And while, on the one hand, BBB makes a lot of money, on the other hand it spends little: a program whose attraction is people confined in a house does not have production expenses like those of a soap opera, with external image capturing, team trips, battalions of costume designers and actors’ fees. It is estimated that the production involves 200 people, which is lean compared to a soap opera. And, apart from the 1.5 million reais prize money for the winner, Globo does not pay a fee to any of the participants.
This helps explain why BBB’s director Boninho, whose real name is José Bonifácio Brasil de Oliveira, has become one of the most influential people in Globo. With a budget smaller than that of a soap opera, he delivers a program capable of earning the equivalent of 70% of the entire group’s annual payroll expenses, taking into account the 2020 advertising revenues and personnel expenses (the 2021 balance sheet will be released in March).
Globo Forecast to See Record Revenues in 2022, Fitch Says
In a new rating report published Jan. 11, Fitch says Globo has one of the strongest financial structures compared to its peers across Latin America, with 12.1 billion reais ($2.17 billion) in cash and financial investments against a debt of only 5.7 billion reais ($1.02 billion) maturing in the next few years.
Of the debt, more than 95% refers to three debt issues in dollars, maturing in 2025, 2027 and 2030, with rates ranging from 4.8% to 5.1%. The rest of the debt is composed of bank debt in reais and liabilities maturing until 2024.
This month, the company raised $400 million in a new debt issue maturing in 2032. The funds will be used to repurchase debt maturing between 2025 and 2027. With this, says Fitch, the Globo group protects, through hedging, its operational and financial exposure to foreign currency, considering a term of 24 months ahead.
With Globo’s 2021 balance sheet to be published in March, Fitch considers a base scenario with net revenue of 14.1 billion reais ($2.52 billion) and EBITDA of 122 million reais ($21.8 million) last year (to September, revenues had reached 10.1 billion reais, or $1.81 billion). In 2020, the group reported revenues of 12.5 billion reais ($2.24 billion).
For 2022, according to Fitch, net revenue should grow 11% to 15.7 billion reais ($2.81 billion), while EBITDA will be around 891 million reais ($159.7 million).
“Globo’s strong business position, as leader in the Brazilian media industry, is an important pillar of the ratings. The company accounted for 34% of the television audience in the first months of the year, reaching 39% in prime time. Globo also has important distribution channels for its content. Globoplay is expanding its subscriber base through package offers and partnerships, which should continue to play an important strategic role,” Fitch says.
“Globo’s strategy to address market changes amid the decline of its traditional TV broadcast business included the launch of Globoplay, whose subscriber numbers increased rapidly, by 27% in the 12-month period ended September 2021. The content/programming share of revenues is expected to reach 40% in 2022, up from 36% in 2019″, Fitch adds.
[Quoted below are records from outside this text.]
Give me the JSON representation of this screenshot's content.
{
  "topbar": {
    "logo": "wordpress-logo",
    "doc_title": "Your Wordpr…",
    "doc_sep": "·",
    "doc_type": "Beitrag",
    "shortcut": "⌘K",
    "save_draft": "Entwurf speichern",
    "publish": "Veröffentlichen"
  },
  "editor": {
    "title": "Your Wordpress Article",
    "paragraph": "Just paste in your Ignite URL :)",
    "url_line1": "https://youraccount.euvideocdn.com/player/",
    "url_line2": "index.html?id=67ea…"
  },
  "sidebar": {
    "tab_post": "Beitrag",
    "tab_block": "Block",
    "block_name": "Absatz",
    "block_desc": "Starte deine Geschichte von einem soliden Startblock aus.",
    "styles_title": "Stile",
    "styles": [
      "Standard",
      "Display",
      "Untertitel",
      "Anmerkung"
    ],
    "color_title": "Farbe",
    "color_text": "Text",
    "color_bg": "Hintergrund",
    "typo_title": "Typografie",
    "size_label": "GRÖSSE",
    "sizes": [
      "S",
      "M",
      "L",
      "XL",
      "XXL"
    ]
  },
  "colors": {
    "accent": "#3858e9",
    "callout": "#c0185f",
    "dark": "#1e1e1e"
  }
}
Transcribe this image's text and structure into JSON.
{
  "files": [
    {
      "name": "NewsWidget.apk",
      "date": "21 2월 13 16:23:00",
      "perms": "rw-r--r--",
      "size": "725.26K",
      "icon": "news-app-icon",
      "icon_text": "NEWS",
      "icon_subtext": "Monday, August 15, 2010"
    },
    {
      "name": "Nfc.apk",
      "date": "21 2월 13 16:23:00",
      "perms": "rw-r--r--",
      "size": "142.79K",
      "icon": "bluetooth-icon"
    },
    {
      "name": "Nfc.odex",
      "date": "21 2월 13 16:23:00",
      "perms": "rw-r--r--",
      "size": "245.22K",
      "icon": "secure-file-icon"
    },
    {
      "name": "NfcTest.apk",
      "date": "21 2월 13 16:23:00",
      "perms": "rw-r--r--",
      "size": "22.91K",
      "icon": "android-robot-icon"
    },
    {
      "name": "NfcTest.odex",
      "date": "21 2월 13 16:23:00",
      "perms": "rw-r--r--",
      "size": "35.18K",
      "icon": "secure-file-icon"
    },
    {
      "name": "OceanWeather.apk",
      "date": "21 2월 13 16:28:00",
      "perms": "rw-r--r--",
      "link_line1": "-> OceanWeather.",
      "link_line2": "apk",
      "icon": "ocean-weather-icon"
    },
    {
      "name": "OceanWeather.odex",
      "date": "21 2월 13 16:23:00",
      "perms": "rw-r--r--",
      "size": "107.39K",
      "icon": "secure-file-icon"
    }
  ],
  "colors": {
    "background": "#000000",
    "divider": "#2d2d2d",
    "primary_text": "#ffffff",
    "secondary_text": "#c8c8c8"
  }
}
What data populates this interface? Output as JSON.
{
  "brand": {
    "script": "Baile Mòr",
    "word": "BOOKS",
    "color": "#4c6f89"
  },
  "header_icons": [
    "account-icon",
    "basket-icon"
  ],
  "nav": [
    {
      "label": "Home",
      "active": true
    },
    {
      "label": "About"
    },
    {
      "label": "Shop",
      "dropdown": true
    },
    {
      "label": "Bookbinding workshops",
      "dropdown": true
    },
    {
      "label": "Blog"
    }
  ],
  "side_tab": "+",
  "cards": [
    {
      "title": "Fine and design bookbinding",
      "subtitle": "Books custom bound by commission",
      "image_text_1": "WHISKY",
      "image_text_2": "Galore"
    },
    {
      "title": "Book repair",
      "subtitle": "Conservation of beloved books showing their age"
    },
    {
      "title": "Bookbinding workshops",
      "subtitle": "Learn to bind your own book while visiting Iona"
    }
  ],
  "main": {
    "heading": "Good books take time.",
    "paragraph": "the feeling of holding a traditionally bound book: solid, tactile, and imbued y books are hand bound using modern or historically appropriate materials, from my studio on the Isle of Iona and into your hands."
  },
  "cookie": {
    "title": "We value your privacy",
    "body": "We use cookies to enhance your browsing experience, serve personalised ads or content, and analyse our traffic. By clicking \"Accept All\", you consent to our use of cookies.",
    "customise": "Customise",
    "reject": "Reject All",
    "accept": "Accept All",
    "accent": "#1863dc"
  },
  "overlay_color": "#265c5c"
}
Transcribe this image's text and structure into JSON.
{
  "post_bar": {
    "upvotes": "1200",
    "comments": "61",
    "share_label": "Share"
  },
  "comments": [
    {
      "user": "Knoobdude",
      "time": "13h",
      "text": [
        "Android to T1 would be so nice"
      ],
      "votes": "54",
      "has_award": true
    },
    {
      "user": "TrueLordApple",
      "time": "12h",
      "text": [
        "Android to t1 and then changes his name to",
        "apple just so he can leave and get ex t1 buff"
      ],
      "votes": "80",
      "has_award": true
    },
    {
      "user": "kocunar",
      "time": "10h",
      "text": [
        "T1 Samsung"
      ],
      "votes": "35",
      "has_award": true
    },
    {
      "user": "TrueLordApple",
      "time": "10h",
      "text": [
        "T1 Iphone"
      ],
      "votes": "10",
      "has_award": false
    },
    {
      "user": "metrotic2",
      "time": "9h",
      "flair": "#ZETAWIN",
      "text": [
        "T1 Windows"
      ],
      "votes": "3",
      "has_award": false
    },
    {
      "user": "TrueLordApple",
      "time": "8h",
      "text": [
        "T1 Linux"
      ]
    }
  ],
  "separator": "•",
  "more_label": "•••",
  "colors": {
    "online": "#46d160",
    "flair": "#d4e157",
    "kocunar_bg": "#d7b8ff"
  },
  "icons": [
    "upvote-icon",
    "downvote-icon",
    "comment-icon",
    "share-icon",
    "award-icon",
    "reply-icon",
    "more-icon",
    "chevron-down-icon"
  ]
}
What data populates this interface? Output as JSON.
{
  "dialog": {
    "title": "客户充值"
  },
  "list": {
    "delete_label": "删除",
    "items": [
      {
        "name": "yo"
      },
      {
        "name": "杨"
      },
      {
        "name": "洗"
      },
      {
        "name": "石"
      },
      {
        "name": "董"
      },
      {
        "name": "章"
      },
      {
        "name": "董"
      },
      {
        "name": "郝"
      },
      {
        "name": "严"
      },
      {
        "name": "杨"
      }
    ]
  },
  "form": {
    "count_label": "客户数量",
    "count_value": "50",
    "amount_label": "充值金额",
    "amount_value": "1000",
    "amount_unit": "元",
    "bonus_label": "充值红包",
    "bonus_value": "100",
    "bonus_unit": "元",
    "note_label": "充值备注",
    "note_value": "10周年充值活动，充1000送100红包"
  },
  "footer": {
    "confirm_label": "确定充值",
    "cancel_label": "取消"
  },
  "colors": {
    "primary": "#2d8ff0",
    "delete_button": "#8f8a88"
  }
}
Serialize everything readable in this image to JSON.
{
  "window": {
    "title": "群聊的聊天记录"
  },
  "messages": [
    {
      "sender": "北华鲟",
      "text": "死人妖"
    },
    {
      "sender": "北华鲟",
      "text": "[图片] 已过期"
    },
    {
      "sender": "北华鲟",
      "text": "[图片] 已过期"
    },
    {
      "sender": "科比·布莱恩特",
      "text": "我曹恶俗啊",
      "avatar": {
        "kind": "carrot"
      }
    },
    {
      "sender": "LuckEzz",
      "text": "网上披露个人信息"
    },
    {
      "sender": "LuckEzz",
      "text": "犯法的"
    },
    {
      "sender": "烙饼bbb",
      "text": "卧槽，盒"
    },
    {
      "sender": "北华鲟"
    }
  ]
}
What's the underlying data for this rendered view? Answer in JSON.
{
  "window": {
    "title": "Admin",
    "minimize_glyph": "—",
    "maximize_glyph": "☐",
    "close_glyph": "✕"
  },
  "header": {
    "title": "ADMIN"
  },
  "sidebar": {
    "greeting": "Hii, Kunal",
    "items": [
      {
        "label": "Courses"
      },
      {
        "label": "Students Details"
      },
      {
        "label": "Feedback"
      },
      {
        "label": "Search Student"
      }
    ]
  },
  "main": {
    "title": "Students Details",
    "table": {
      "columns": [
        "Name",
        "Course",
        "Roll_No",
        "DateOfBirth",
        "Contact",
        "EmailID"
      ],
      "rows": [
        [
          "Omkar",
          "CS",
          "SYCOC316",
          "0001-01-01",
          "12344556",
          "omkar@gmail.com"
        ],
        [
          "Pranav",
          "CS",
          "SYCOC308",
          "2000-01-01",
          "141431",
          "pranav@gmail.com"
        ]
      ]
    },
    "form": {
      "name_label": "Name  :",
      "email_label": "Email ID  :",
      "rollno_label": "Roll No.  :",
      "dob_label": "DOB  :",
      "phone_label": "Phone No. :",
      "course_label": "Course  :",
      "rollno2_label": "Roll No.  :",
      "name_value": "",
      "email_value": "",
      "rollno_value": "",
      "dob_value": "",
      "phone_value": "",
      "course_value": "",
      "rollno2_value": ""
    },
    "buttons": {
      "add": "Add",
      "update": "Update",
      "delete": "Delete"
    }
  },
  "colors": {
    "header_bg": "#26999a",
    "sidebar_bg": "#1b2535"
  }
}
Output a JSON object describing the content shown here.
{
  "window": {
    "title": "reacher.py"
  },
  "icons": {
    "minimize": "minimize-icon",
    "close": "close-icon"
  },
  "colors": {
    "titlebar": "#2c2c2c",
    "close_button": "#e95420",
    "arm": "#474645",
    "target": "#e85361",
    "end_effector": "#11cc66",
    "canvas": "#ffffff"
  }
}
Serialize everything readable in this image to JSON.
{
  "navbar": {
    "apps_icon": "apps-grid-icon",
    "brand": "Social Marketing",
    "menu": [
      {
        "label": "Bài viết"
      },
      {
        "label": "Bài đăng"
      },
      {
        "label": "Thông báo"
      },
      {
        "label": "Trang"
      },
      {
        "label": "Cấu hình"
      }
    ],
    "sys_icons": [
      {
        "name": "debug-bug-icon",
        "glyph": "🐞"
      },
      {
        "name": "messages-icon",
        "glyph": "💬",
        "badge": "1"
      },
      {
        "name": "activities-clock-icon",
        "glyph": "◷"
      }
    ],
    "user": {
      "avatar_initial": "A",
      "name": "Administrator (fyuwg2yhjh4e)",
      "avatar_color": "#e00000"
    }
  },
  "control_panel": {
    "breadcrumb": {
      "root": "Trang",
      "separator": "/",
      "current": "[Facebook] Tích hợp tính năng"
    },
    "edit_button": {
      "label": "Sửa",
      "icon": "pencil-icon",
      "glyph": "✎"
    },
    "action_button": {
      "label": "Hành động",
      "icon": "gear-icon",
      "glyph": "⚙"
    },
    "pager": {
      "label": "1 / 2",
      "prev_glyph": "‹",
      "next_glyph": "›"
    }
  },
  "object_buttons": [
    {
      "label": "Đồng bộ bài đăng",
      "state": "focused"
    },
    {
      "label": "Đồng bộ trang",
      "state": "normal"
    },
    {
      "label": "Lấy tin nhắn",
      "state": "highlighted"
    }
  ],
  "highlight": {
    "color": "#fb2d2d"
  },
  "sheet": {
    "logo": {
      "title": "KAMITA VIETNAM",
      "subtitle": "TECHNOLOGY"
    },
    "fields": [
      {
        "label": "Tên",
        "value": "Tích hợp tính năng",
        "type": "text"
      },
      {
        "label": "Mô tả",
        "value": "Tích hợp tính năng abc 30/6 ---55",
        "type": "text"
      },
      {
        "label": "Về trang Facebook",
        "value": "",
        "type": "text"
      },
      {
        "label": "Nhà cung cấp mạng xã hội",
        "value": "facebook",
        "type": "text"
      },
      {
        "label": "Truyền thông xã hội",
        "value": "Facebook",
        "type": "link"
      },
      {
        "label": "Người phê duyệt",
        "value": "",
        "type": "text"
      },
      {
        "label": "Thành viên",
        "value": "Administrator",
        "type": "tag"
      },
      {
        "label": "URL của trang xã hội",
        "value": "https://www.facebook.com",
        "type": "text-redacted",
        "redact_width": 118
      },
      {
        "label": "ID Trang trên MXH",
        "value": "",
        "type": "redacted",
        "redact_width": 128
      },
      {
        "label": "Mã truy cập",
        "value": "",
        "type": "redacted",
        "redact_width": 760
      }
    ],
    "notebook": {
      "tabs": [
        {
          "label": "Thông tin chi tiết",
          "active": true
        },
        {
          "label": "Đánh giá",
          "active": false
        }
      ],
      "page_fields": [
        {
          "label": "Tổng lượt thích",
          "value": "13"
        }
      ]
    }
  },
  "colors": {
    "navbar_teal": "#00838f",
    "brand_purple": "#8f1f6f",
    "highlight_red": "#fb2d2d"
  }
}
In 2022, Globo is also expected to have non-recurring revenues of at least 1.9 billion reais ($340.4 million), of which 1.4 billion reais will be from the sale of Som Livre, a deal that should be concluded this year, and the sale of the network’s headquarters in São Paulo for 522 million reais, a deal announced in December.
In Fitch’s evaluation, Globo’s AAA rating is in the comparative metric with Brazilian companies. In the global rating, however, its position is BB with a negative outlook, taking into account the influence of the depreciation of the real against international currencies.